Page 25 - MarketTimesOctober2020
P. 25

  the challenges of COVID-19
Del Buy – thanks to Sir David and Sun on Sunday for backing
AFTER decades of battling the stranglehold of supermarkets, market traders could be forgiven for feeling aggrieved when lockdown handed them everything on a plate.
But once markets were allowed to reopen, there has been a fightback, with sections of the media, including social media, and members of the public urging people to return to market shopping.
At the forefront of the campaign to support our markets was the Sun on Sunday, which launched a campaign fronted by that bad boy of market trading himself — Del Boy.
Under the heading “Del Buy”, Del Boy told the newspaper’s hundreds of thousands of readers: “Don’t be a plonker, get to the market tomorrow and spend a few quid ... Lovely Jubbly!”
The prominent newspaper article quoted Sir David Jason, now 80, who played Del Boy, as saying: “Now, more than ever, it would be great if we could all support our local shops and market traders.
“They have taken a big blow during the pandemic and they will all need a boost to get back on their feet.
“Let’s continue this trend for making shopping personal and local. Before we click online, think of the supplier who is just down the road from
you who needs your support.”
Entrepreneur and TV personality Lord Sugar
also voiced his support in the article. “I started my career with a stall in one of the UK’s oldest markets,” he said.
“Make no mistake, they are a key part of the lifeblood of the economy.

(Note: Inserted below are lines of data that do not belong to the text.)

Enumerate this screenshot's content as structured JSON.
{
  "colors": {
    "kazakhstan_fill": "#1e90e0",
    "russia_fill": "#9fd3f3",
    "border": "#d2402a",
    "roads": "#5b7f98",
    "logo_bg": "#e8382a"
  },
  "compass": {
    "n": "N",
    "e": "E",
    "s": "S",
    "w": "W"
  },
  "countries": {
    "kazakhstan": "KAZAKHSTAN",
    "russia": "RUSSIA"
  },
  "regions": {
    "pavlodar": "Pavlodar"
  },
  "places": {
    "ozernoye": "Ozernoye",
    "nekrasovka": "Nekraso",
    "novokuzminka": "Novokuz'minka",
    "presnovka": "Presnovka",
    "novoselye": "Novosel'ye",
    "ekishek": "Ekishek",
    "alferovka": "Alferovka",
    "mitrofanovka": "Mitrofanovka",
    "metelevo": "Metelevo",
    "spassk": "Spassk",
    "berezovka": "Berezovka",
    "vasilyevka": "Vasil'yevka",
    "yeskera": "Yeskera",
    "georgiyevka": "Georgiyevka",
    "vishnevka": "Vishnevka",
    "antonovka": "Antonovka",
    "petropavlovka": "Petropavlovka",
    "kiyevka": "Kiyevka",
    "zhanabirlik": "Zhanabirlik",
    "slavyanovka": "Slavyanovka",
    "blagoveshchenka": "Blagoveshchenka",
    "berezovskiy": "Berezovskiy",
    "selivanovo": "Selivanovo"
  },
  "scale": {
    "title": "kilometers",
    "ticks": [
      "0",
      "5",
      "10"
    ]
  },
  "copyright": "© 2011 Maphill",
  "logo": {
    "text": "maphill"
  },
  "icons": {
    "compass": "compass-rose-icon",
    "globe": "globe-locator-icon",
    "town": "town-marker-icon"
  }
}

We should all be getting behind our local market traders to give them a boost in these difficult times.”
Joe Harrison, chief executive officer of the NMTF, thanked the one million-plus circulation Sun on Sunday for their support and urged its
readers to shop on markets.
“It’s a completely different shopping
experience to the malls,” he said. “It’s personal, it’s full of life’s most amazing characters and entrepreneurs and it’s the heart of many communities and has been for centuries.
“Many multi-million-pound businesses started with market stalls and we’ve seen exponential growth in stalls selling artisan foods and crafts as well as more traditional products.
“But millions also depend on them as they’re great value for money.”
  The celebrities’ favourite market deli shifts a gear after lockdown
REMEMBER the dark, early days of lockdown when we were confined to our homes and everyone and his dog was trying to get their hands on flour, eggs and yeast as we turned to home baking for comfort and for something to do?
One Bradford market business was among the few places to maintain a continuous supply of
baking ingredients and staples like pasta.
Roswitha’s Delicatessen in the city’s Oastler Centre was soon promoting its supplies on Facebook and delivering to existing and new customers who had scoured everywhere from corner shops to supermarkets for packets of yeast and self-raising flour.
Gunther Giangregorio, who runs
the business, said the virus had forced the business to adopt an entirely new approach to serving its customers, and now it was reaping the benefits in terms of new customers and different ways of serving them.
The deli first opened as Bruno’s in the early 1960s when it was run by a Polish family.
“My mother and I bought the
business from the original owners 30 years ago in 1990 and changed the name to Roswitha’s — my mother’s name,” Gunther said. “She had worked in the shop and I had been a Saturday boy.”
A classic Polish deli specialising in meats, it had a loyal customer base of mainly Eastern Europeans who had made their home in Bradford after the war.

   23   24   25   26   27